*** Begin section ***

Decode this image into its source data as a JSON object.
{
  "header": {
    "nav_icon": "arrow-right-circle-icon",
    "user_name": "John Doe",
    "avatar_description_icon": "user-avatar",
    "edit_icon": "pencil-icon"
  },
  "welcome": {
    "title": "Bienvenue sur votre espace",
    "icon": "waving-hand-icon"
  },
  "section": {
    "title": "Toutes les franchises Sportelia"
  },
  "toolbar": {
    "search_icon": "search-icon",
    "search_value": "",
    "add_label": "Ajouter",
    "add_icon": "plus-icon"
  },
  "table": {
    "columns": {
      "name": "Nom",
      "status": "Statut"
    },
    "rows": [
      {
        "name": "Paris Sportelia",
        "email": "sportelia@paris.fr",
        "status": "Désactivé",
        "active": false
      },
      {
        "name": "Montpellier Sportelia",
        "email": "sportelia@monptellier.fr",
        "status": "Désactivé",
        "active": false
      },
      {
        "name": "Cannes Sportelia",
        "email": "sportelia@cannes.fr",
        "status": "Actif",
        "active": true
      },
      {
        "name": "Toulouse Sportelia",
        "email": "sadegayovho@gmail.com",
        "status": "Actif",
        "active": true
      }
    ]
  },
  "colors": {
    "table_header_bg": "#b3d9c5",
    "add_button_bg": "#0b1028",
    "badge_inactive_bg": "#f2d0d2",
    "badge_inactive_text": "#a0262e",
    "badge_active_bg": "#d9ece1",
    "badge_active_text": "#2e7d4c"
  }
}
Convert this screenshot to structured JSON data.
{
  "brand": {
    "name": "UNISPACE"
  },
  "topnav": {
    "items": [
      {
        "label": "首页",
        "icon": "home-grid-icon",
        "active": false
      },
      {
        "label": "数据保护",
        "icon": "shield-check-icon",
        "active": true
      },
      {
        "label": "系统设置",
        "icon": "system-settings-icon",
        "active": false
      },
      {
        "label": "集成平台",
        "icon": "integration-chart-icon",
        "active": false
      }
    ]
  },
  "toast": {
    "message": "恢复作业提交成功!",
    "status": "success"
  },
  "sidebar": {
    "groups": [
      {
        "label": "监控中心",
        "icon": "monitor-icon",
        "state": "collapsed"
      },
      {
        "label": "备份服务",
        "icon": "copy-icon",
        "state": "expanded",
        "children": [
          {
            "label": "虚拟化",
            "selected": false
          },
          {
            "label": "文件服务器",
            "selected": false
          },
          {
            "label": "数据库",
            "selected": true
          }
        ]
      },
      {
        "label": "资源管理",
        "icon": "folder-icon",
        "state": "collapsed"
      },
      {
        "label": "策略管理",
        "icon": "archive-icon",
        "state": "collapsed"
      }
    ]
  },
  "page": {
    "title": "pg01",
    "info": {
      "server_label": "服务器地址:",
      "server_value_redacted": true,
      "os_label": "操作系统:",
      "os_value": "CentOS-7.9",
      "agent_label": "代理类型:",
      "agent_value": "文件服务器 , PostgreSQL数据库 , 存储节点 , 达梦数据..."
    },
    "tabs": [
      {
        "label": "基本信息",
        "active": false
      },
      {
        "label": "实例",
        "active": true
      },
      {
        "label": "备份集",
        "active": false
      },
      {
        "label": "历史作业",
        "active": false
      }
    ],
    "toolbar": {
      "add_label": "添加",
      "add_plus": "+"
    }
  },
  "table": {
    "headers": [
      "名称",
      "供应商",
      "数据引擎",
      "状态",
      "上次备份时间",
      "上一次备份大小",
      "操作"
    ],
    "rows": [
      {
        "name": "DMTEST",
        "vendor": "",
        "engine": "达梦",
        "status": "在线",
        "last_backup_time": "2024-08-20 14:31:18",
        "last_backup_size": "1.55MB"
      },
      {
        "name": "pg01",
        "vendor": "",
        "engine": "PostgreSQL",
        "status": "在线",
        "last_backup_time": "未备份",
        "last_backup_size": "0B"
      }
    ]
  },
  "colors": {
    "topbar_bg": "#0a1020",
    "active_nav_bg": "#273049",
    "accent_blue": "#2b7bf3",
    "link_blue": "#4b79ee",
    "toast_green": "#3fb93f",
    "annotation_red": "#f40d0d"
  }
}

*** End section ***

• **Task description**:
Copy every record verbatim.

• **Output for this task**:
Decode this image into its source data as a JSON object.
{
  "header": {
    "nav_icon": "arrow-right-circle-icon",
    "user_name": "John Doe",
    "avatar_description_icon": "user-avatar",
    "edit_icon": "pencil-icon"
  },
  "welcome": {
    "title": "Bienvenue sur votre espace",
    "icon": "waving-hand-icon"
  },
  "section": {
    "title": "Toutes les franchises Sportelia"
  },
  "toolbar": {
    "search_icon": "search-icon",
    "search_value": "",
    "add_label": "Ajouter",
    "add_icon": "plus-icon"
  },
  "table": {
    "columns": {
      "name": "Nom",
      "status": "Statut"
    },
    "rows": [
      {
        "name": "Paris Sportelia",
        "email": "sportelia@paris.fr",
        "status": "Désactivé",
        "active": false
      },
      {
        "name": "Montpellier Sportelia",
        "email": "sportelia@monptellier.fr",
        "status": "Désactivé",
        "active": false
      },
      {
        "name": "Cannes Sportelia",
        "email": "sportelia@cannes.fr",
        "status": "Actif",
        "active": true
      },
      {
        "name": "Toulouse Sportelia",
        "email": "sadegayovho@gmail.com",
        "status": "Actif",
        "active": true
      }
    ]
  },
  "colors": {
    "table_header_bg": "#b3d9c5",
    "add_button_bg": "#0b1028",
    "badge_inactive_bg": "#f2d0d2",
    "badge_inactive_text": "#a0262e",
    "badge_active_bg": "#d9ece1",
    "badge_active_text": "#2e7d4c"
  }
}
Convert this screenshot to structured JSON data.
{
  "brand": {
    "name": "UNISPACE"
  },
  "topnav": {
    "items": [
      {
        "label": "首页",
        "icon": "home-grid-icon",
        "active": false
      },
      {
        "label": "数据保护",
        "icon": "shield-check-icon",
        "active": true
      },
      {
        "label": "系统设置",
        "icon": "system-settings-icon",
        "active": false
      },
      {
        "label": "集成平台",
        "icon": "integration-chart-icon",
        "active": false
      }
    ]
  },
  "toast": {
    "message": "恢复作业提交成功!",
    "status": "success"
  },
  "sidebar": {
    "groups": [
      {
        "label": "监控中心",
        "icon": "monitor-icon",
        "state": "collapsed"
      },
      {
        "label": "备份服务",
        "icon": "copy-icon",
        "state": "expanded",
        "children": [
          {
            "label": "虚拟化",
            "selected": false
          },
          {
            "label": "文件服务器",
            "selected": false
          },
          {
            "label": "数据库",
            "selected": true
          }
        ]
      },
      {
        "label": "资源管理",
        "icon": "folder-icon",
        "state": "collapsed"
      },
      {
        "label": "策略管理",
        "icon": "archive-icon",
        "state": "collapsed"
      }
    ]
  },
  "page": {
    "title": "pg01",
    "info": {
      "server_label": "服务器地址:",
      "server_value_redacted": true,
      "os_label": "操作系统:",
      "os_value": "CentOS-7.9",
      "agent_label": "代理类型:",
      "agent_value": "文件服务器 , PostgreSQL数据库 , 存储节点 , 达梦数据..."
    },
    "tabs": [
      {
        "label": "基本信息",
        "active": false
      },
      {
        "label": "实例",
        "active": true
      },
      {
        "label": "备份集",
        "active": false
      },
      {
        "label": "历史作业",
        "active": false
      }
    ],
    "toolbar": {
      "add_label": "添加",
      "add_plus": "+"
    }
  },
  "table": {
    "headers": [
      "名称",
      "供应商",
      "数据引擎",
      "状态",
      "上次备份时间",
      "上一次备份大小",
      "操作"
    ],
    "rows": [
      {
        "name": "DMTEST",
        "vendor": "",
        "engine": "达梦",
        "status": "在线",
        "last_backup_time": "2024-08-20 14:31:18",
        "last_backup_size": "1.55MB"
      },
      {
        "name": "pg01",
        "vendor": "",
        "engine": "PostgreSQL",
        "status": "在线",
        "last_backup_time": "未备份",
        "last_backup_size": "0B"
      }
    ]
  },
  "colors": {
    "topbar_bg": "#0a1020",
    "active_nav_bg": "#273049",
    "accent_blue": "#2b7bf3",
    "link_blue": "#4b79ee",
    "toast_green": "#3fb93f",
    "annotation_red": "#f40d0d"
  }
}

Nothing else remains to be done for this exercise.